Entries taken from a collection
--- START ---
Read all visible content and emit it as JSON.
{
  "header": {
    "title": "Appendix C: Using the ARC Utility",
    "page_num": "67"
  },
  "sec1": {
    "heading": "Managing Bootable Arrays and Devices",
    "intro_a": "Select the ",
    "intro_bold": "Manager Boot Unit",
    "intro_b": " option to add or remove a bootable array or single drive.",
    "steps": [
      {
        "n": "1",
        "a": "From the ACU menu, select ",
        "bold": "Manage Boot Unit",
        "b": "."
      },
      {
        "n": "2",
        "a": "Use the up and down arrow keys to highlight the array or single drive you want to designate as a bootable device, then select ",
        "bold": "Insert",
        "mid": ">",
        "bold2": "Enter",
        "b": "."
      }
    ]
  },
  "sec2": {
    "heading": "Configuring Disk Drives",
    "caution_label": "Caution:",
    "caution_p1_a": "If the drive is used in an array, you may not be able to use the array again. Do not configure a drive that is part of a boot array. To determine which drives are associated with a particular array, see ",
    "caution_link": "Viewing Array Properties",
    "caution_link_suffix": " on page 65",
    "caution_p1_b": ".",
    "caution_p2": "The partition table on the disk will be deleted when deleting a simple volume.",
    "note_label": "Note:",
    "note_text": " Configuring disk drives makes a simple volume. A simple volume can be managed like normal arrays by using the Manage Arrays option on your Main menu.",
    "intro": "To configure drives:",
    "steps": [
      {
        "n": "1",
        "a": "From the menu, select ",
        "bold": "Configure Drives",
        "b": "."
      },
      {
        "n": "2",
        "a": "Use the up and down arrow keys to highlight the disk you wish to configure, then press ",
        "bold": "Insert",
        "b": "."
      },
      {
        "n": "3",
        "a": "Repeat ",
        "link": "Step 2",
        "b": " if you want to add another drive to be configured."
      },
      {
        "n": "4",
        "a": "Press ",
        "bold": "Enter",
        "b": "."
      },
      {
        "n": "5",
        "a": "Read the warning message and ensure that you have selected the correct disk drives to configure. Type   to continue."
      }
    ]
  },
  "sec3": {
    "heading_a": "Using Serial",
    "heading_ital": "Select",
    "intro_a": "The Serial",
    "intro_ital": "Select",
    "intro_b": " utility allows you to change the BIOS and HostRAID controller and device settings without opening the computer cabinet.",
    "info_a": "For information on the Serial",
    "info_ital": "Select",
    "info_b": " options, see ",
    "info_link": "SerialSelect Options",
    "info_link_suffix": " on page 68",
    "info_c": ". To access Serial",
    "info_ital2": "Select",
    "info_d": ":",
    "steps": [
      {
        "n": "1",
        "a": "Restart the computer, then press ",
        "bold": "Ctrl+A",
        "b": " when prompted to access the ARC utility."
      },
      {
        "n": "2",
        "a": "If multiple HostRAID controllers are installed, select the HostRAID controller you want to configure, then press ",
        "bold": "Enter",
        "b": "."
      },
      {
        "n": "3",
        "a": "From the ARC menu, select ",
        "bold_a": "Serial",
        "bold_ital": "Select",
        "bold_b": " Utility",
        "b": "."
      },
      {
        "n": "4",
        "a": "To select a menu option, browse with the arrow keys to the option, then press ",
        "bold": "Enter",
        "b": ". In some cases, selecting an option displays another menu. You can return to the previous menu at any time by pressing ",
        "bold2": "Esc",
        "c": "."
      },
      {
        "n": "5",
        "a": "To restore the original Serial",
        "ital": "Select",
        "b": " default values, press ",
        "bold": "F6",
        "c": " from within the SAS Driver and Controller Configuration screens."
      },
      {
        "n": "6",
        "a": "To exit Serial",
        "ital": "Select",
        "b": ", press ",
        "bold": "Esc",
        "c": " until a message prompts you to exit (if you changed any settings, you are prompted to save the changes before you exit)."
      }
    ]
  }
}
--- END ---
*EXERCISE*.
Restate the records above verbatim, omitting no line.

*TASK OUTPUT*.
Read all visible content and emit it as JSON.
{
  "header": {
    "title": "Appendix C: Using the ARC Utility",
    "page_num": "67"
  },
  "sec1": {
    "heading": "Managing Bootable Arrays and Devices",
    "intro_a": "Select the ",
    "intro_bold": "Manager Boot Unit",
    "intro_b": " option to add or remove a bootable array or single drive.",
    "steps": [
      {
        "n": "1",
        "a": "From the ACU menu, select ",
        "bold": "Manage Boot Unit",
        "b": "."
      },
      {
        "n": "2",
        "a": "Use the up and down arrow keys to highlight the array or single drive you want to designate as a bootable device, then select ",
        "bold": "Insert",
        "mid": ">",
        "bold2": "Enter",
        "b": "."
      }
    ]
  },
  "sec2": {
    "heading": "Configuring Disk Drives",
    "caution_label": "Caution:",
    "caution_p1_a": "If the drive is used in an array, you may not be able to use the array again. Do not configure a drive that is part of a boot array. To determine which drives are associated with a particular array, see ",
    "caution_link": "Viewing Array Properties",
    "caution_link_suffix": " on page 65",
    "caution_p1_b": ".",
    "caution_p2": "The partition table on the disk will be deleted when deleting a simple volume.",
    "note_label": "Note:",
    "note_text": " Configuring disk drives makes a simple volume. A simple volume can be managed like normal arrays by using the Manage Arrays option on your Main menu.",
    "intro": "To configure drives:",
    "steps": [
      {
        "n": "1",
        "a": "From the menu, select ",
        "bold": "Configure Drives",
        "b": "."
      },
      {
        "n": "2",
        "a": "Use the up and down arrow keys to highlight the disk you wish to configure, then press ",
        "bold": "Insert",
        "b": "."
      },
      {
        "n": "3",
        "a": "Repeat ",
        "link": "Step 2",
        "b": " if you want to add another drive to be configured."
      },
      {
        "n": "4",
        "a": "Press ",
        "bold": "Enter",
        "b": "."
      },
      {
        "n": "5",
        "a": "Read the warning message and ensure that you have selected the correct disk drives to configure. Type   to continue."
      }
    ]
  },
  "sec3": {
    "heading_a": "Using Serial",
    "heading_ital": "Select",
    "intro_a": "The Serial",
    "intro_ital": "Select",
    "intro_b": " utility allows you to change the BIOS and HostRAID controller and device settings without opening the computer cabinet.",
    "info_a": "For information on the Serial",
    "info_ital": "Select",
    "info_b": " options, see ",
    "info_link": "SerialSelect Options",
    "info_link_suffix": " on page 68",
    "info_c": ". To access Serial",
    "info_ital2": "Select",
    "info_d": ":",
    "steps": [
      {
        "n": "1",
        "a": "Restart the computer, then press ",
        "bold": "Ctrl+A",
        "b": " when prompted to access the ARC utility."
      },
      {
        "n": "2",
        "a": "If multiple HostRAID controllers are installed, select the HostRAID controller you want to configure, then press ",
        "bold": "Enter",
        "b": "."
      },
      {
        "n": "3",
        "a": "From the ARC menu, select ",
        "bold_a": "Serial",
        "bold_ital": "Select",
        "bold_b": " Utility",
        "b": "."
      },
      {
        "n": "4",
        "a": "To select a menu option, browse with the arrow keys to the option, then press ",
        "bold": "Enter",
        "b": ". In some cases, selecting an option displays another menu. You can return to the previous menu at any time by pressing ",
        "bold2": "Esc",
        "c": "."
      },
      {
        "n": "5",
        "a": "To restore the original Serial",
        "ital": "Select",
        "b": " default values, press ",
        "bold": "F6",
        "c": " from within the SAS Driver and Controller Configuration screens."
      },
      {
        "n": "6",
        "a": "To exit Serial",
        "ital": "Select",
        "b": ", press ",
        "bold": "Esc",
        "c": " until a message prompts you to exit (if you changed any settings, you are prompted to save the changes before you exit)."
      }
    ]
  }
}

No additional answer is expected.